Omit the pictures, please, and give each record below again exactly.
##### Dataset excerpts
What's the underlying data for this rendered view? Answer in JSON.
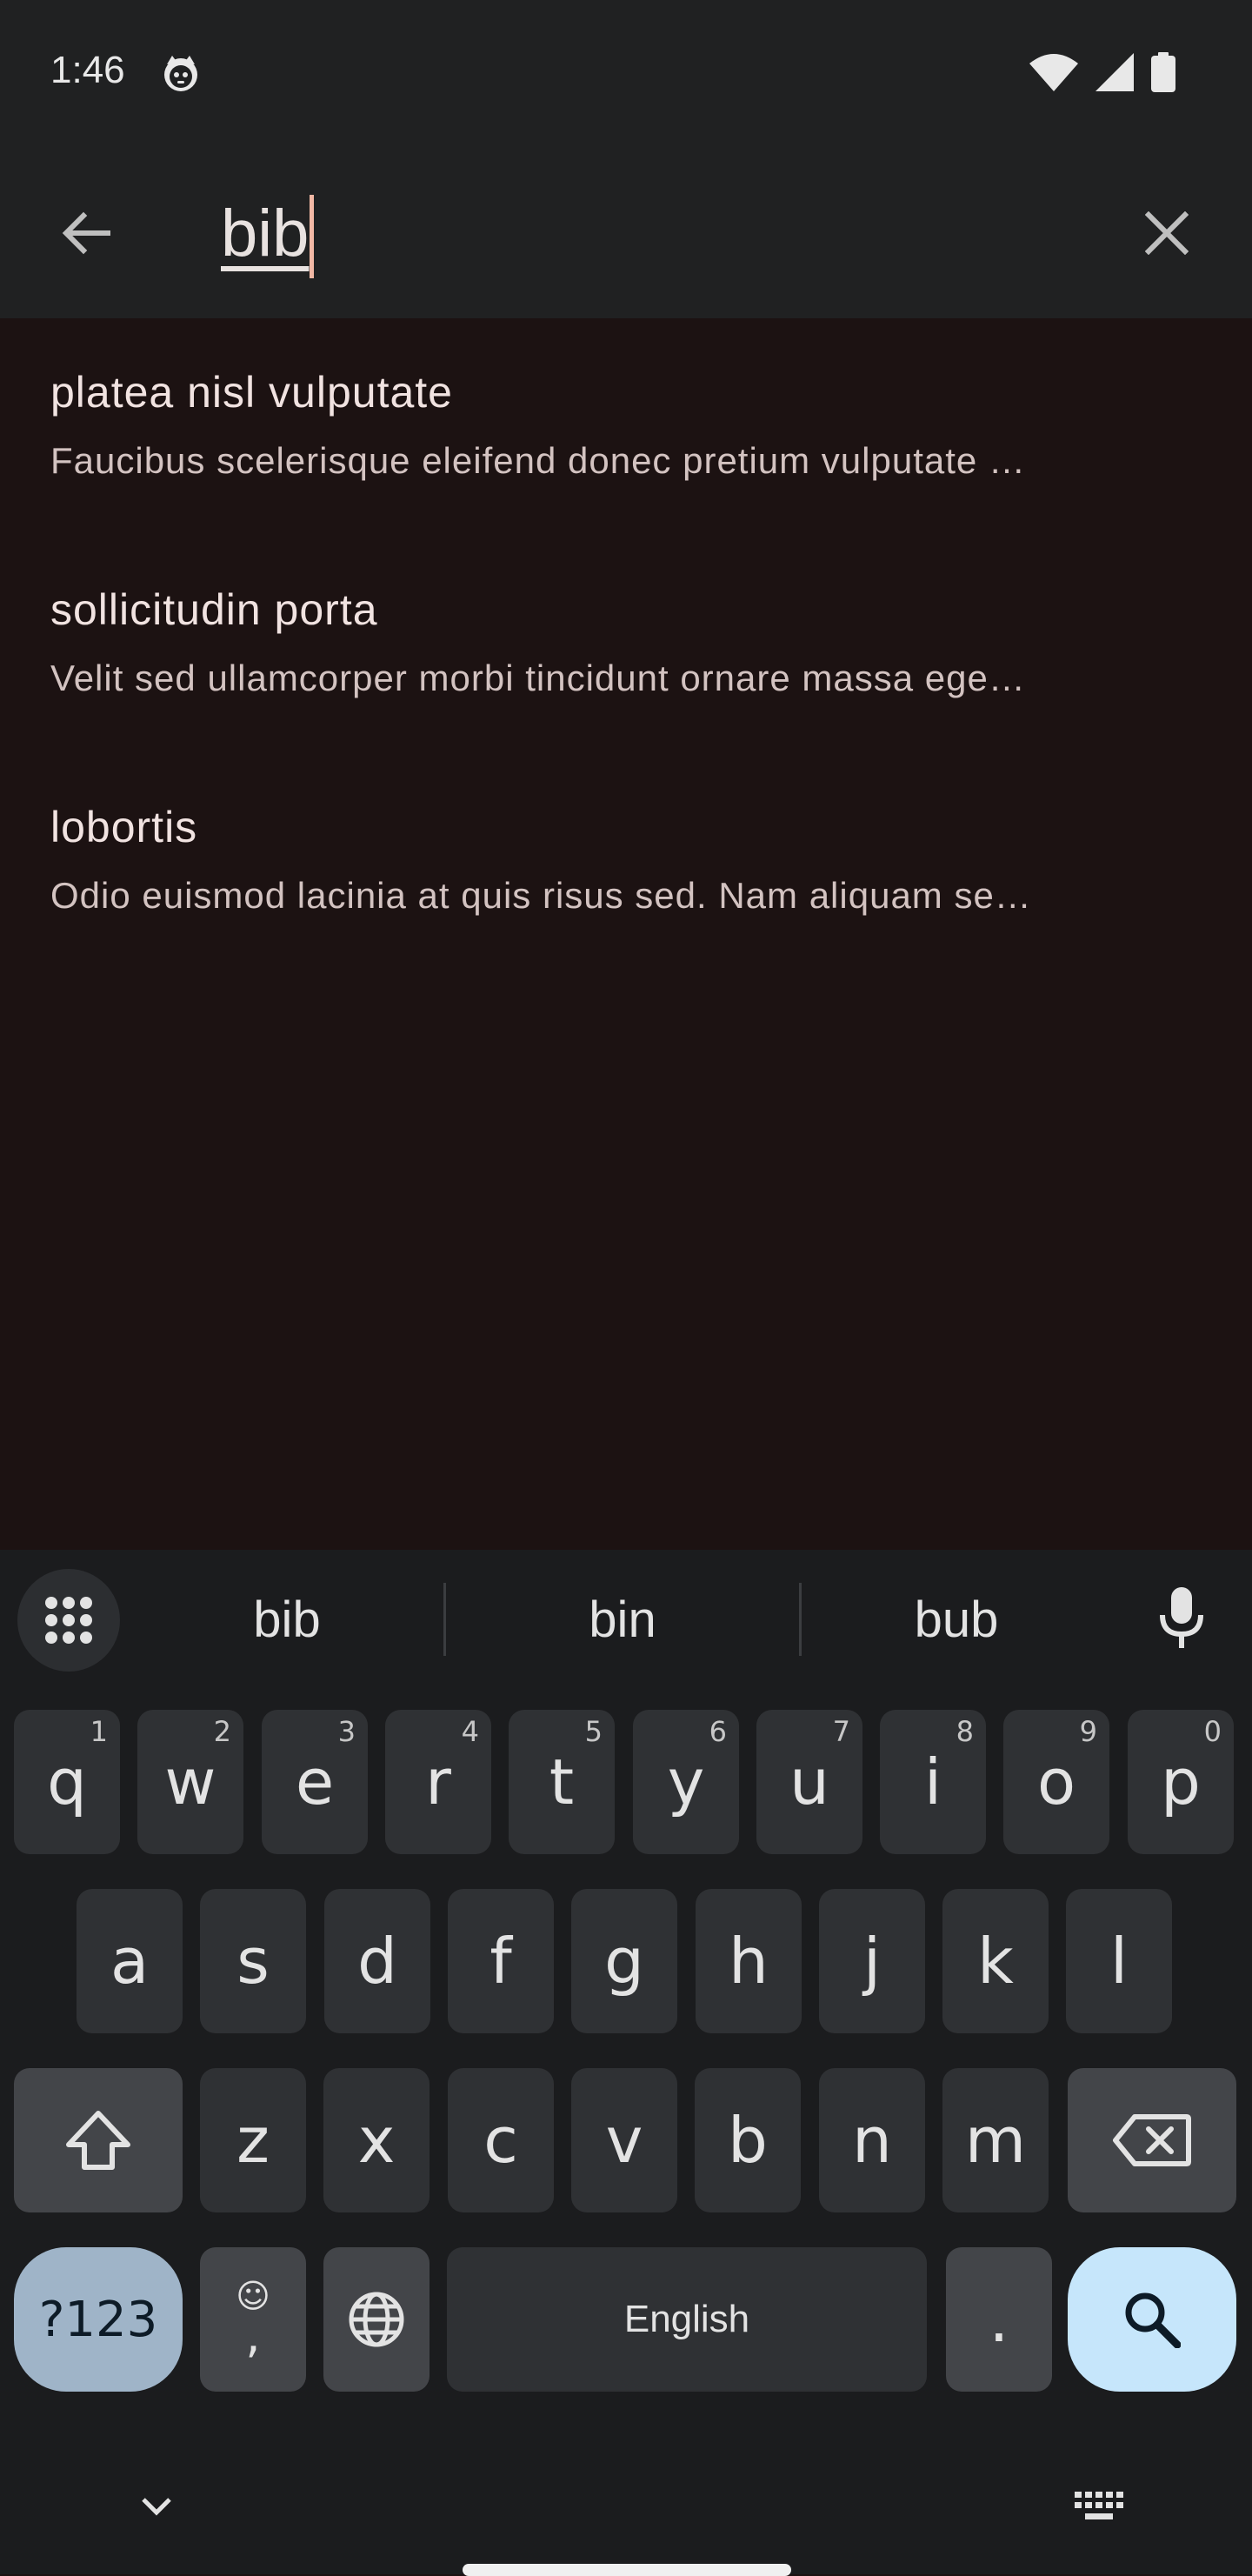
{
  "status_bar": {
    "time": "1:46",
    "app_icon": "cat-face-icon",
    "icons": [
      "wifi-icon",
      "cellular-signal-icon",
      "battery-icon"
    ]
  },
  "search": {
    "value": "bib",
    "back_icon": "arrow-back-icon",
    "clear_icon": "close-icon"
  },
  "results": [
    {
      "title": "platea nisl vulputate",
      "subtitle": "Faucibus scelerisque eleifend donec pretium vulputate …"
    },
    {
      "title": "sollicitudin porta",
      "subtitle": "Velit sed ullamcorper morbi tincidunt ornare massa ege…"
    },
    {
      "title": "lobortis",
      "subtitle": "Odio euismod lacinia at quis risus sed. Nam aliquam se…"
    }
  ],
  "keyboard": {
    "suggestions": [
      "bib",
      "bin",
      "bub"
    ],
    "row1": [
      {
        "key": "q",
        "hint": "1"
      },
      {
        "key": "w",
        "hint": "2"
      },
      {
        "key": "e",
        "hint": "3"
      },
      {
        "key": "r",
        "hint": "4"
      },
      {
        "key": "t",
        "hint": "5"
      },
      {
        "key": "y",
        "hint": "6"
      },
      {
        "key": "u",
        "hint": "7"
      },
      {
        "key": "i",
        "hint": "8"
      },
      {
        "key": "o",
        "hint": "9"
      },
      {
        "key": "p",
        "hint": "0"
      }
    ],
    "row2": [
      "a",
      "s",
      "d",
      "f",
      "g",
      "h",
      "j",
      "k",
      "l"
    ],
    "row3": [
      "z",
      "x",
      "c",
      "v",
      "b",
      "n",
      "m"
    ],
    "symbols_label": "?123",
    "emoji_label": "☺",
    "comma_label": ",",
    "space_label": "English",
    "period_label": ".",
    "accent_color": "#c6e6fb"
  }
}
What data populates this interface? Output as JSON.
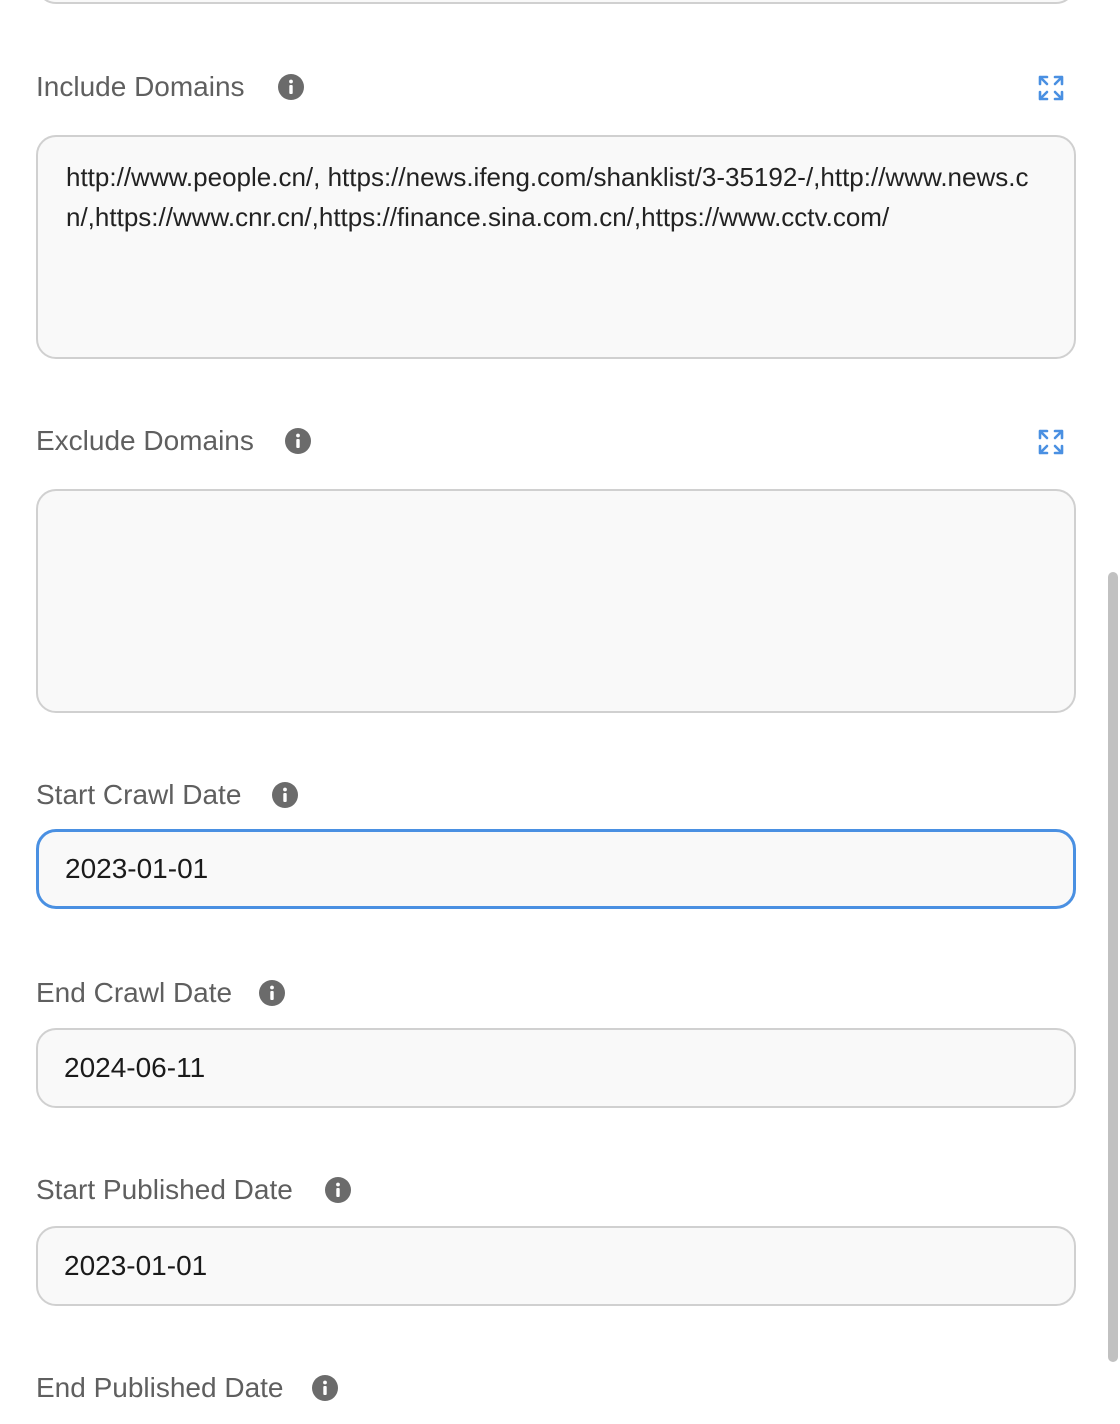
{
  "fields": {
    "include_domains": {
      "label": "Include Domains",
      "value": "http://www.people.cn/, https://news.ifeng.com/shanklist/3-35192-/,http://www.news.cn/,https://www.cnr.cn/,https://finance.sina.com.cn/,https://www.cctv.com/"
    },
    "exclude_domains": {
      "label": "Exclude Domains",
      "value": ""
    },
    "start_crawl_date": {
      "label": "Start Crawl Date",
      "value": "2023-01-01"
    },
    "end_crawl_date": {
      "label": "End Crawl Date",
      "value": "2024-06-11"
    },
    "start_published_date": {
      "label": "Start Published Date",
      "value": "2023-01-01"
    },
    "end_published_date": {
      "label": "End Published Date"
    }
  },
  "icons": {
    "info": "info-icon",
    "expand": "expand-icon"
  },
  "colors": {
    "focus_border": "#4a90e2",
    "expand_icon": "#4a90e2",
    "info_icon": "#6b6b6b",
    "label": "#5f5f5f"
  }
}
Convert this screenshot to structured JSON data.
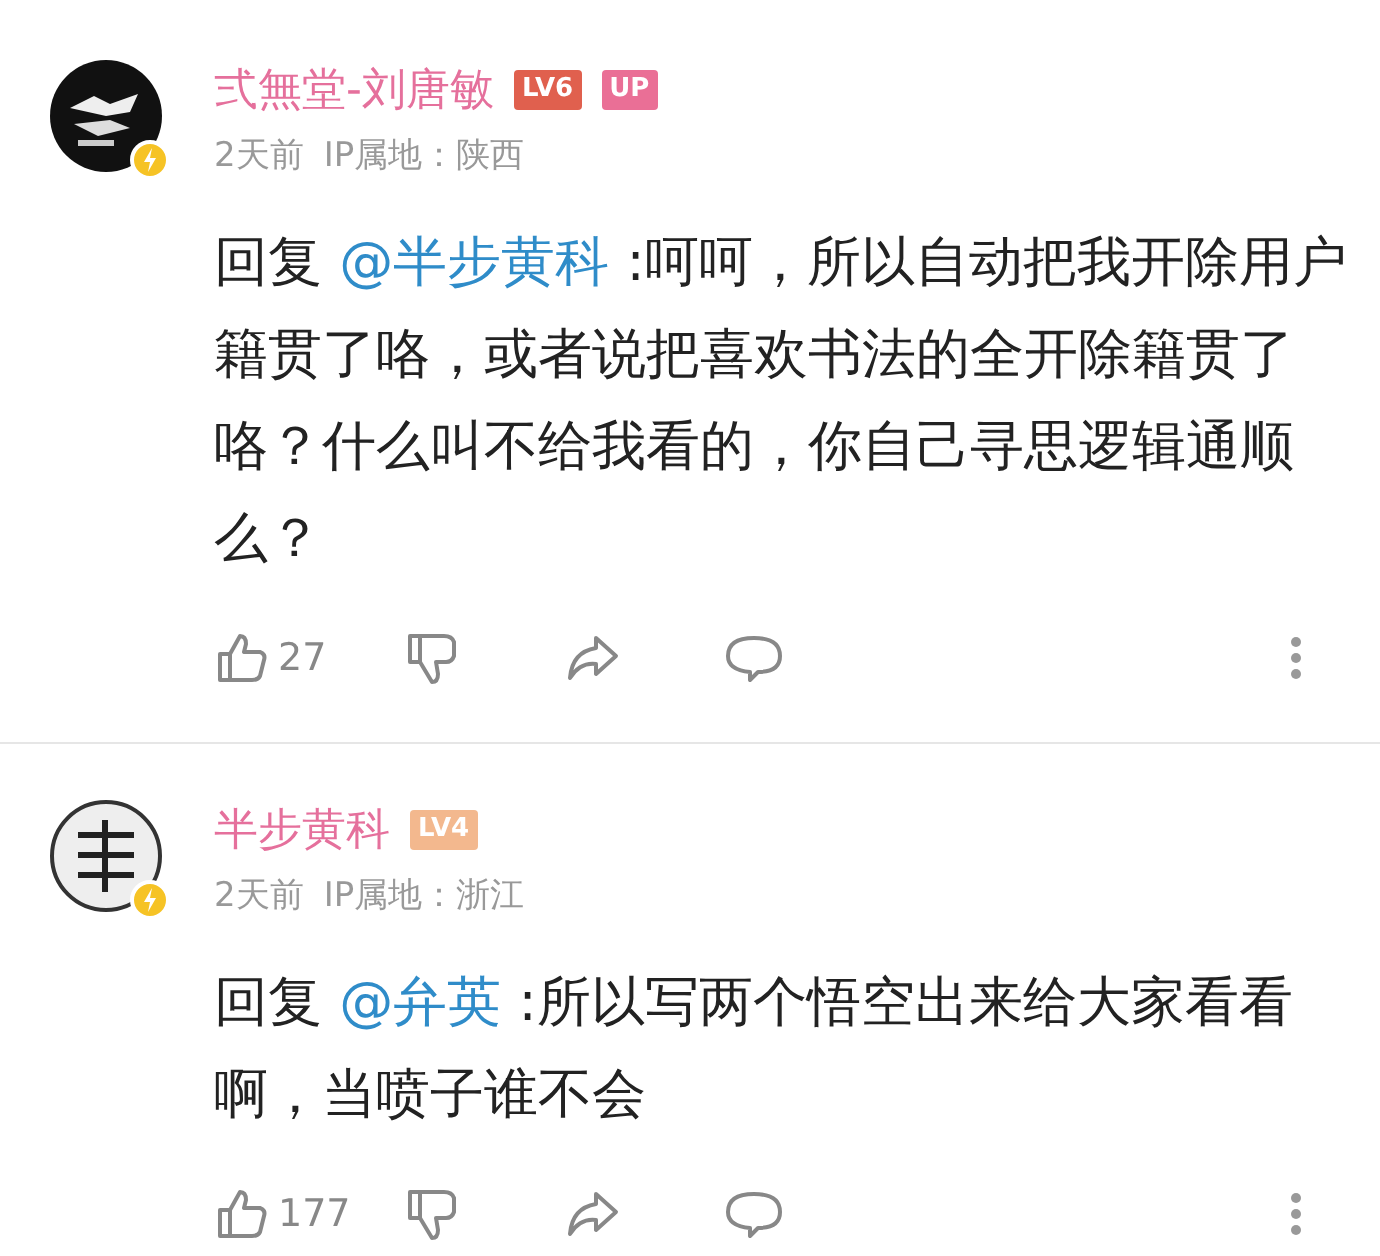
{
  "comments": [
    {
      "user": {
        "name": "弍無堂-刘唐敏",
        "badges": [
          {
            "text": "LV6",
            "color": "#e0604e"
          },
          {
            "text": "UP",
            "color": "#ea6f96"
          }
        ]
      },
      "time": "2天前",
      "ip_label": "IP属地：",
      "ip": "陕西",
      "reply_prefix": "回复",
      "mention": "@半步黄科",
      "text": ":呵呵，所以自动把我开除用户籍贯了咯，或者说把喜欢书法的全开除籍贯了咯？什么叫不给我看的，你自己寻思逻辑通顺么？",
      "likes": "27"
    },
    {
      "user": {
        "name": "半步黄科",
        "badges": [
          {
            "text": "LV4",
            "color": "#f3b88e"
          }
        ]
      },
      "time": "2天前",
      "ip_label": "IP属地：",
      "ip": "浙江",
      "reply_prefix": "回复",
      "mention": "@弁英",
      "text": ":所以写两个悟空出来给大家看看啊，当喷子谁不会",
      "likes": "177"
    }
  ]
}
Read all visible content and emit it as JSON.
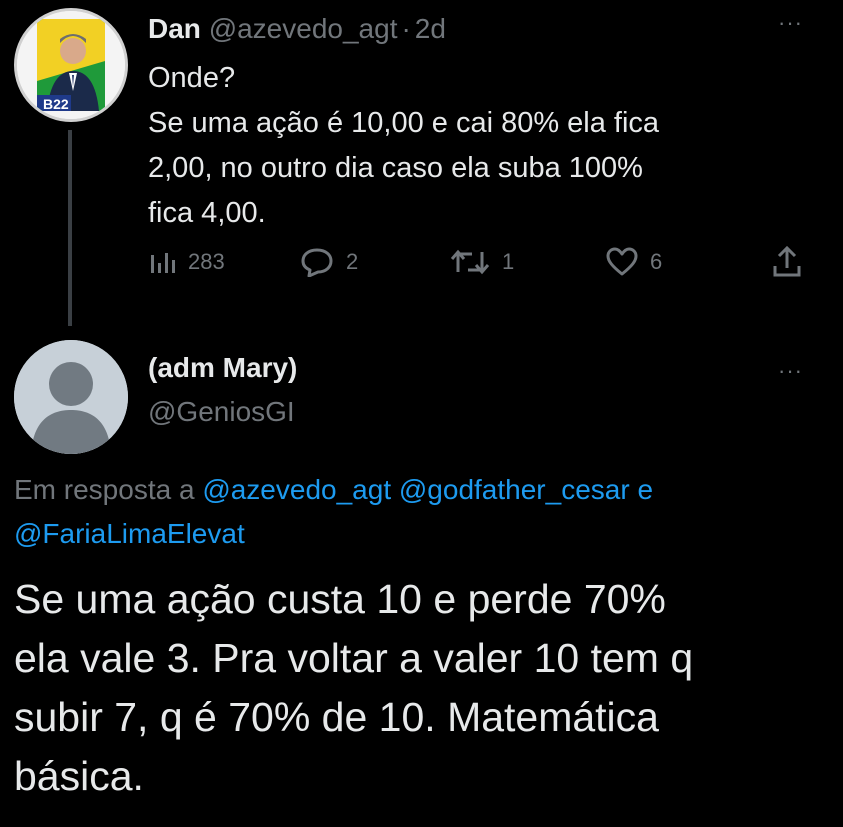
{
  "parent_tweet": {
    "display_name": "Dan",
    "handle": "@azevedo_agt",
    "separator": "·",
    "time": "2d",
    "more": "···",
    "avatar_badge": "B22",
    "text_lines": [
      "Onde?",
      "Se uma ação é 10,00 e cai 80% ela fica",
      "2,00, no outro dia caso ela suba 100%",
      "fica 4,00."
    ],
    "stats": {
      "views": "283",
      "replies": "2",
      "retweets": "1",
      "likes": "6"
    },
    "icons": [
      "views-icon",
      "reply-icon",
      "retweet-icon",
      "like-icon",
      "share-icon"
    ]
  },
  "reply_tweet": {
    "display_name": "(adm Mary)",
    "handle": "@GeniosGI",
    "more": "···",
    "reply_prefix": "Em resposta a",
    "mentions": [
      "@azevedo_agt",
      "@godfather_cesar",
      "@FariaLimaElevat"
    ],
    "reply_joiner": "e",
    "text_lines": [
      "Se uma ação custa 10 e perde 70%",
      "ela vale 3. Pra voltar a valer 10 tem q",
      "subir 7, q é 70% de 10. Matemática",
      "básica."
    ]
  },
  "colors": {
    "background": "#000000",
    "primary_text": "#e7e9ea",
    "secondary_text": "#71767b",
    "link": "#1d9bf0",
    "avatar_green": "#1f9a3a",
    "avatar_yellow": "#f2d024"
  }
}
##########
Exercise response
What's the underlying data for this rendered view? Answer in JSON.
{
  "status_bar": {
    "time": "1:46",
    "app_icon": "cat-face-icon",
    "icons": [
      "wifi-icon",
      "cellular-signal-icon",
      "battery-icon"
    ]
  },
  "search": {
    "value": "bib",
    "back_icon": "arrow-back-icon",
    "clear_icon": "close-icon"
  },
  "results": [
    {
      "title": "platea nisl vulputate",
      "subtitle": "Faucibus scelerisque eleifend donec pretium vulputate …"
    },
    {
      "title": "sollicitudin porta",
      "subtitle": "Velit sed ullamcorper morbi tincidunt ornare massa ege…"
    },
    {
      "title": "lobortis",
      "subtitle": "Odio euismod lacinia at quis risus sed. Nam aliquam se…"
    }
  ],
  "keyboard": {
    "suggestions": [
      "bib",
      "bin",
      "bub"
    ],
    "row1": [
      {
        "key": "q",
        "hint": "1"
      },
      {
        "key": "w",
        "hint": "2"
      },
      {
        "key": "e",
        "hint": "3"
      },
      {
        "key": "r",
        "hint": "4"
      },
      {
        "key": "t",
        "hint": "5"
      },
      {
        "key": "y",
        "hint": "6"
      },
      {
        "key": "u",
        "hint": "7"
      },
      {
        "key": "i",
        "hint": "8"
      },
      {
        "key": "o",
        "hint": "9"
      },
      {
        "key": "p",
        "hint": "0"
      }
    ],
    "row2": [
      "a",
      "s",
      "d",
      "f",
      "g",
      "h",
      "j",
      "k",
      "l"
    ],
    "row3": [
      "z",
      "x",
      "c",
      "v",
      "b",
      "n",
      "m"
    ],
    "symbols_label": "?123",
    "emoji_label": "☺",
    "comma_label": ",",
    "space_label": "English",
    "period_label": ".",
    "accent_color": "#c6e6fb"
  }
}
What data populates this interface? Output as JSON.
{
  "fields": {
    "include_domains": {
      "label": "Include Domains",
      "value": "http://www.people.cn/, https://news.ifeng.com/shanklist/3-35192-/,http://www.news.cn/,https://www.cnr.cn/,https://finance.sina.com.cn/,https://www.cctv.com/"
    },
    "exclude_domains": {
      "label": "Exclude Domains",
      "value": ""
    },
    "start_crawl_date": {
      "label": "Start Crawl Date",
      "value": "2023-01-01"
    },
    "end_crawl_date": {
      "label": "End Crawl Date",
      "value": "2024-06-11"
    },
    "start_published_date": {
      "label": "Start Published Date",
      "value": "2023-01-01"
    },
    "end_published_date": {
      "label": "End Published Date"
    }
  },
  "icons": {
    "info": "info-icon",
    "expand": "expand-icon"
  },
  "colors": {
    "focus_border": "#4a90e2",
    "expand_icon": "#4a90e2",
    "info_icon": "#6b6b6b",
    "label": "#5f5f5f"
  }
}
Convert this screenshot to structured JSON data.
{
  "comments": [
    {
      "user": {
        "name": "弍無堂-刘唐敏",
        "badges": [
          {
            "text": "LV6",
            "color": "#e0604e"
          },
          {
            "text": "UP",
            "color": "#ea6f96"
          }
        ]
      },
      "time": "2天前",
      "ip_label": "IP属地：",
      "ip": "陕西",
      "reply_prefix": "回复",
      "mention": "@半步黄科",
      "text": ":呵呵，所以自动把我开除用户籍贯了咯，或者说把喜欢书法的全开除籍贯了咯？什么叫不给我看的，你自己寻思逻辑通顺么？",
      "likes": "27"
    },
    {
      "user": {
        "name": "半步黄科",
        "badges": [
          {
            "text": "LV4",
            "color": "#f3b88e"
          }
        ]
      },
      "time": "2天前",
      "ip_label": "IP属地：",
      "ip": "浙江",
      "reply_prefix": "回复",
      "mention": "@弁英",
      "text": ":所以写两个悟空出来给大家看看啊，当喷子谁不会",
      "likes": "177"
    }
  ]
}
Read all visible content and emit it as JSON.
{
  "parent_tweet": {
    "display_name": "Dan",
    "handle": "@azevedo_agt",
    "separator": "·",
    "time": "2d",
    "more": "···",
    "avatar_badge": "B22",
    "text_lines": [
      "Onde?",
      "Se uma ação é 10,00 e cai 80% ela fica",
      "2,00, no outro dia caso ela suba 100%",
      "fica 4,00."
    ],
    "stats": {
      "views": "283",
      "replies": "2",
      "retweets": "1",
      "likes": "6"
    },
    "icons": [
      "views-icon",
      "reply-icon",
      "retweet-icon",
      "like-icon",
      "share-icon"
    ]
  },
  "reply_tweet": {
    "display_name": "(adm Mary)",
    "handle": "@GeniosGI",
    "more": "···",
    "reply_prefix": "Em resposta a",
    "mentions": [
      "@azevedo_agt",
      "@godfather_cesar",
      "@FariaLimaElevat"
    ],
    "reply_joiner": "e",
    "text_lines": [
      "Se uma ação custa 10 e perde 70%",
      "ela vale 3. Pra voltar a valer 10 tem q",
      "subir 7, q é 70% de 10. Matemática",
      "básica."
    ]
  },
  "colors": {
    "background": "#000000",
    "primary_text": "#e7e9ea",
    "secondary_text": "#71767b",
    "link": "#1d9bf0",
    "avatar_green": "#1f9a3a",
    "avatar_yellow": "#f2d024"
  }
}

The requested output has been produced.